I guess my friends’ point is that it should be there at least at the beginning? Where is that set in stone? No, I don’t daydream about him. I don’t call him obsessively. We do not makeout on rooftops.

But when I am sad, he takes kisses my forehead and takes my hand. Even when he works more than me, he is always concerned that I am getting enough rest. He takes out the trash, walks the dog, fixes chairs, and washes the dishes. I never ask him to.

He doesn’t give me butterflies.

But there is truly no other place that I’d rather be.

TV Tokens? Not so much.

About 10 years ago, I wanted to be a historian. My subjects of choice were African-American gender history, LGBT history, and the history of reproductive medicine. My expertise allowed me to read old Ebony magazines, first-hand accounts of underage hustlers in Time Square, and protocols for testing early contraceptives on Blacks and Hispanics to find out if it was suitable for whites. A prospective career writing about sex and drugs helped me get through the dreary, dusty environment of my suburban elitist school.

Reading microfiche in the library’s basement I was enamored with early and mid-twentieth century Jet magazines. I skimmed past the advertisements for skin lighteners and hair pomade and always went to the Jet Firsts. Each week the Jet Firsts mentioned some woman of color who was blazing the trails in law, science, academia, politics, or celebrity. They served as beacons of hope during the South’s Jim Crow, the North’s smothering urban poverty, and the disillusionment that followed.

Today, it doesn’t make sense to have the Jet Firsts. Women of all persuasions are seen everywhere.

Except for on television!

During the past decade I have looked for a representation of myself. All I could come by was Meredith Grey and Carrie Bradshaw. I intimately understand Meredith’s neurosis or Carrie Bradshaw’s obsession with shoes, but it doesn’t really reflect my life. The best I have is Living Single’s Khadijah James of 1993 on YouTube.

This season, however, is different. I turn on the tv and I see myself! Not just in terms of color, but in terms of character. Scandal’s Kerry Washington is an driven bitch who makes tough calls, leads by example, and has ill-advised sexual relationships with unavailable white men. WE’RE PRACTICALLY TWINS. The Mindy Project’s Mindy Kaling is a woman with big thighs working in the medical field and just trying to keep her head up and believe in love after about a million bad dates. HELLO MIRROR!

My excitement about these shows makes me equally ecstatic and sad. A black woman hasn’t headed a drama since Diahann Carol did in the 70s. I have NEVER seen a non-thin brown woman head ANYTHING EVER on regular broadcast tv.

It’s 2012. And we still have Jet Firsts.
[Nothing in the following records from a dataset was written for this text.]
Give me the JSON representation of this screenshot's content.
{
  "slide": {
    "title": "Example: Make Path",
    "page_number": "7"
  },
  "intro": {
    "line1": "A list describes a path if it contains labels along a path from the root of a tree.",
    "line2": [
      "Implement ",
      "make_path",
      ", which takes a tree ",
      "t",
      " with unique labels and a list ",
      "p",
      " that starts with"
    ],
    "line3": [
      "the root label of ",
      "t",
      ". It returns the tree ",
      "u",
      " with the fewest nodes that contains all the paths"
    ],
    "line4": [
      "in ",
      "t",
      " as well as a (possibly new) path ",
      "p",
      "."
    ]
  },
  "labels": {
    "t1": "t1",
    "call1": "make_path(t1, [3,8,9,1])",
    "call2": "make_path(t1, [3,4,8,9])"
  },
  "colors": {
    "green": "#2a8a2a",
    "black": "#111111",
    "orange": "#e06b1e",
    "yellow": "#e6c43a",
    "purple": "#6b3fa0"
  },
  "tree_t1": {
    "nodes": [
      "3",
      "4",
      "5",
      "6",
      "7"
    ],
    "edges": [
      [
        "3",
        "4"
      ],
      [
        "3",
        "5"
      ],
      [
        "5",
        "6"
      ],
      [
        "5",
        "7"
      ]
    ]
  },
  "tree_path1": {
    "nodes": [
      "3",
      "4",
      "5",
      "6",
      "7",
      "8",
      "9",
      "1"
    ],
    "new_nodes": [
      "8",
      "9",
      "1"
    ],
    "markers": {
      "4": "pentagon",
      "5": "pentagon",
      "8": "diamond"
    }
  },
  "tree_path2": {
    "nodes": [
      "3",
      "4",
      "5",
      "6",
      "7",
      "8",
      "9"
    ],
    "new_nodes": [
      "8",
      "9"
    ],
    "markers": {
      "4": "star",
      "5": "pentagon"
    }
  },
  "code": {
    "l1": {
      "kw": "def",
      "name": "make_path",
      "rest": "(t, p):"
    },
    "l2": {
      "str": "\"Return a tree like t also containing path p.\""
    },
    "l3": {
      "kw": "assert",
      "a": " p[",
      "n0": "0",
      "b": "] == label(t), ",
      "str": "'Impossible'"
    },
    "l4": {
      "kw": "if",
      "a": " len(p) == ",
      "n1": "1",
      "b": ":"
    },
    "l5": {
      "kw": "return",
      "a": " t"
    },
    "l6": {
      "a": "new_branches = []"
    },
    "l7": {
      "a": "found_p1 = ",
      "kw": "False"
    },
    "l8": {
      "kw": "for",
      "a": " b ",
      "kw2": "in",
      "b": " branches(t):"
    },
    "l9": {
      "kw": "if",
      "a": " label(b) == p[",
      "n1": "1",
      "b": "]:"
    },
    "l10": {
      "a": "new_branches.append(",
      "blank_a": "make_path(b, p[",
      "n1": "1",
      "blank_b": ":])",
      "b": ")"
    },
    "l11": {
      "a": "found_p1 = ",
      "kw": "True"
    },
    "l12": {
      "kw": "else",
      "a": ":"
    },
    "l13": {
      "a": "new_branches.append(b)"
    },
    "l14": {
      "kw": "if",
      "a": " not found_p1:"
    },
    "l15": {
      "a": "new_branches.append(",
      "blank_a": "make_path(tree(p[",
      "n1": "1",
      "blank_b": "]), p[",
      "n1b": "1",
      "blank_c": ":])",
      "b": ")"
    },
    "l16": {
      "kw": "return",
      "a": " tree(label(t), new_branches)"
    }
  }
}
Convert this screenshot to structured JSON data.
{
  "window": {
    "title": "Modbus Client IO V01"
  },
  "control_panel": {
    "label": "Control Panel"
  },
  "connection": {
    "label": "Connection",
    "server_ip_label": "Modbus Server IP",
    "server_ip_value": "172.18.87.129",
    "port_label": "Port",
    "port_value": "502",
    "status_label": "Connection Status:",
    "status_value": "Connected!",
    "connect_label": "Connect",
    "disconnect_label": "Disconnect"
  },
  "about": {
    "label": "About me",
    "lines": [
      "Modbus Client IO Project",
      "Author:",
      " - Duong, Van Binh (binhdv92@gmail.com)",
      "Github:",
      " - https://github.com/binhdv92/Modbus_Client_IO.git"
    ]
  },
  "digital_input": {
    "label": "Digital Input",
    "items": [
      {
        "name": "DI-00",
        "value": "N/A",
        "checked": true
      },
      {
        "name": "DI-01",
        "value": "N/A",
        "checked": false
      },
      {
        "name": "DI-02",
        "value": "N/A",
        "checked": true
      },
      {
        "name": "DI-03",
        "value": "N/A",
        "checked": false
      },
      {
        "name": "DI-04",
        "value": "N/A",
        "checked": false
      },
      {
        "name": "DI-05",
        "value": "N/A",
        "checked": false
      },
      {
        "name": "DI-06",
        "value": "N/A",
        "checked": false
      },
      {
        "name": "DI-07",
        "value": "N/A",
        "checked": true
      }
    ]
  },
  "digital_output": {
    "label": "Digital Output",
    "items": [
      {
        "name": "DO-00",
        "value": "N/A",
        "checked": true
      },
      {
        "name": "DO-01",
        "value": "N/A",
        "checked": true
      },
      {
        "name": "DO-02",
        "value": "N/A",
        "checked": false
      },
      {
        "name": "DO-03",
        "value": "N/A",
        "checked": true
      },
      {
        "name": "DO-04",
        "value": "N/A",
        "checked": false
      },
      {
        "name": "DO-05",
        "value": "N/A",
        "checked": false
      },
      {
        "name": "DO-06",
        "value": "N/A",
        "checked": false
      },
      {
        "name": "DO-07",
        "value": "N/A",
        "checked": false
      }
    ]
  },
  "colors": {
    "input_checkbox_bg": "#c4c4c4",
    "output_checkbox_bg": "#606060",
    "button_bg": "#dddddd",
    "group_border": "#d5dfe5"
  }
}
My only hope is that I can get to a Jet Fifth by the time I’m 50. Until then I will be doing my brown girl duty…aka siting on my ass and laughing at the shenanigans of a person who looks like me.

Mindy, I’m rooting for you girl!